— Available data —
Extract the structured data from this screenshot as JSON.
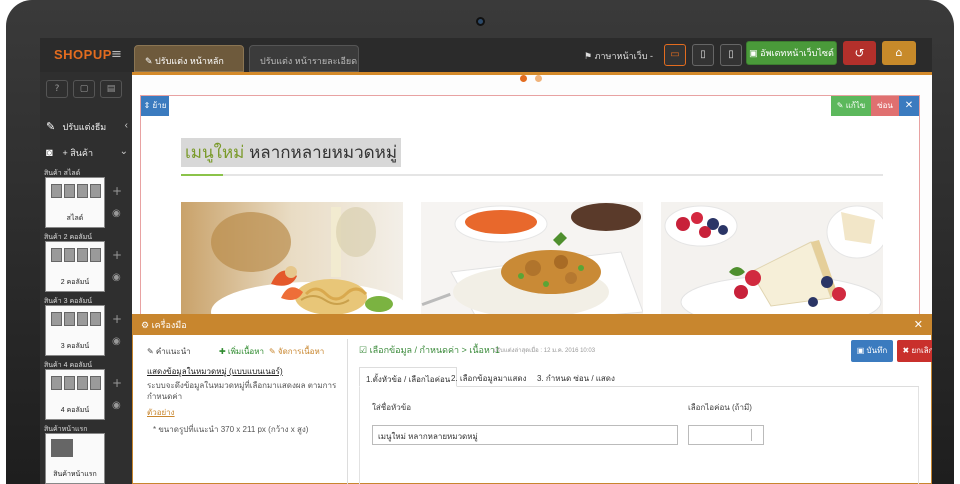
{
  "topbar": {
    "logo": "SHOPUP",
    "menu_icon": "hamburger-icon",
    "tab_active": "✎ ปรับแต่ง หน้าหลัก",
    "tab_inactive": "ปรับแต่ง หน้ารายละเอียด",
    "language": "⚑ ภาษาหน้าเว็บ -",
    "publish_button": "▣ อัพเดทหน้าเว็บไซต์",
    "undo_icon": "undo-icon",
    "home_icon": "home-icon",
    "colors": {
      "brand": "#e36c1f",
      "publish": "#4a9a3a",
      "undo": "#b3302b",
      "home": "#c78a2a"
    }
  },
  "sidebar": {
    "tools": [
      "?",
      "▢",
      "▤"
    ],
    "menu": [
      {
        "label": "ปรับแต่งธีม",
        "icon": "edit-icon"
      },
      {
        "label": "+ สินค้า",
        "icon": "gift-icon"
      }
    ],
    "blocks": [
      {
        "header": "สินค้า สไลด์",
        "name": "สไลด์"
      },
      {
        "header": "สินค้า 2 คอลัมน์",
        "name": "2 คอลัมน์"
      },
      {
        "header": "สินค้า 3 คอลัมน์",
        "name": "3 คอลัมน์"
      },
      {
        "header": "สินค้า 4 คอลัมน์",
        "name": "4 คอลัมน์"
      },
      {
        "header": "สินค้าหน้าแรก",
        "name": "สินค้าหน้าแรก"
      }
    ]
  },
  "section": {
    "position_label": "⇕ ย้าย",
    "edit_label": "✎ แก้ไข",
    "hide_label": "ซ่อน",
    "close_label": "✕",
    "title_accent": "เมนูใหม่",
    "title_rest": "หลากหลายหมวดหมู่"
  },
  "tools": {
    "header": "⚙ เครื่องมือ",
    "close": "✕",
    "help_label": "✎ คำแนะนำ",
    "add_content": "✚ เพิ่มเนื้อหา",
    "manage_content": "✎ จัดการเนื้อหา",
    "link_title": "แสดงข้อมูลในหมวดหมู่ (แบบแบนเนอร์)",
    "description": "ระบบจะดึงข้อมูลในหมวดหมู่ที่เลือกมาแสดงผล ตามการกำหนดค่า",
    "example_link": "ตัวอย่าง",
    "note": "* ขนาดรูปที่แนะนำ 370 x 211 px (กว้าง x สูง)",
    "breadcrumb": "☑ เลือกข้อมูล / กำหนดค่า > เนื้อหา1",
    "breadcrumb_meta": "ปรับแต่งล่าสุดเมื่อ : 12 ม.ค. 2016 10:03",
    "save_button": "▣ บันทึก",
    "cancel_button": "✖ ยกเลิก",
    "tabs": [
      "1.ตั้งหัวข้อ / เลือกไอค่อน",
      "2. เลือกข้อมูลมาแสดง",
      "3. กำหนด ซ่อน / แสดง"
    ],
    "field_title_label": "ใส่ชื่อหัวข้อ",
    "field_title_value": "เมนูใหม่ หลากหลายหมวดหมู่",
    "field_icon_label": "เลือกไอค่อน (ถ้ามี)"
  }
}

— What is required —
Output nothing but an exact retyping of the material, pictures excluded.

— Response area —
Extract the structured data from this screenshot as JSON.
{
  "topbar": {
    "logo": "SHOPUP",
    "menu_icon": "hamburger-icon",
    "tab_active": "✎ ปรับแต่ง หน้าหลัก",
    "tab_inactive": "ปรับแต่ง หน้ารายละเอียด",
    "language": "⚑ ภาษาหน้าเว็บ -",
    "publish_button": "▣ อัพเดทหน้าเว็บไซต์",
    "undo_icon": "undo-icon",
    "home_icon": "home-icon",
    "colors": {
      "brand": "#e36c1f",
      "publish": "#4a9a3a",
      "undo": "#b3302b",
      "home": "#c78a2a"
    }
  },
  "sidebar": {
    "tools": [
      "?",
      "▢",
      "▤"
    ],
    "menu": [
      {
        "label": "ปรับแต่งธีม",
        "icon": "edit-icon"
      },
      {
        "label": "+ สินค้า",
        "icon": "gift-icon"
      }
    ],
    "blocks": [
      {
        "header": "สินค้า สไลด์",
        "name": "สไลด์"
      },
      {
        "header": "สินค้า 2 คอลัมน์",
        "name": "2 คอลัมน์"
      },
      {
        "header": "สินค้า 3 คอลัมน์",
        "name": "3 คอลัมน์"
      },
      {
        "header": "สินค้า 4 คอลัมน์",
        "name": "4 คอลัมน์"
      },
      {
        "header": "สินค้าหน้าแรก",
        "name": "สินค้าหน้าแรก"
      }
    ]
  },
  "section": {
    "position_label": "⇕ ย้าย",
    "edit_label": "✎ แก้ไข",
    "hide_label": "ซ่อน",
    "close_label": "✕",
    "title_accent": "เมนูใหม่",
    "title_rest": "หลากหลายหมวดหมู่"
  },
  "tools": {
    "header": "⚙ เครื่องมือ",
    "close": "✕",
    "help_label": "✎ คำแนะนำ",
    "add_content": "✚ เพิ่มเนื้อหา",
    "manage_content": "✎ จัดการเนื้อหา",
    "link_title": "แสดงข้อมูลในหมวดหมู่ (แบบแบนเนอร์)",
    "description": "ระบบจะดึงข้อมูลในหมวดหมู่ที่เลือกมาแสดงผล ตามการกำหนดค่า",
    "example_link": "ตัวอย่าง",
    "note": "* ขนาดรูปที่แนะนำ 370 x 211 px (กว้าง x สูง)",
    "breadcrumb": "☑ เลือกข้อมูล / กำหนดค่า > เนื้อหา1",
    "breadcrumb_meta": "ปรับแต่งล่าสุดเมื่อ : 12 ม.ค. 2016 10:03",
    "save_button": "▣ บันทึก",
    "cancel_button": "✖ ยกเลิก",
    "tabs": [
      "1.ตั้งหัวข้อ / เลือกไอค่อน",
      "2. เลือกข้อมูลมาแสดง",
      "3. กำหนด ซ่อน / แสดง"
    ],
    "field_title_label": "ใส่ชื่อหัวข้อ",
    "field_title_value": "เมนูใหม่ หลากหลายหมวดหมู่",
    "field_icon_label": "เลือกไอค่อน (ถ้ามี)"
  }
}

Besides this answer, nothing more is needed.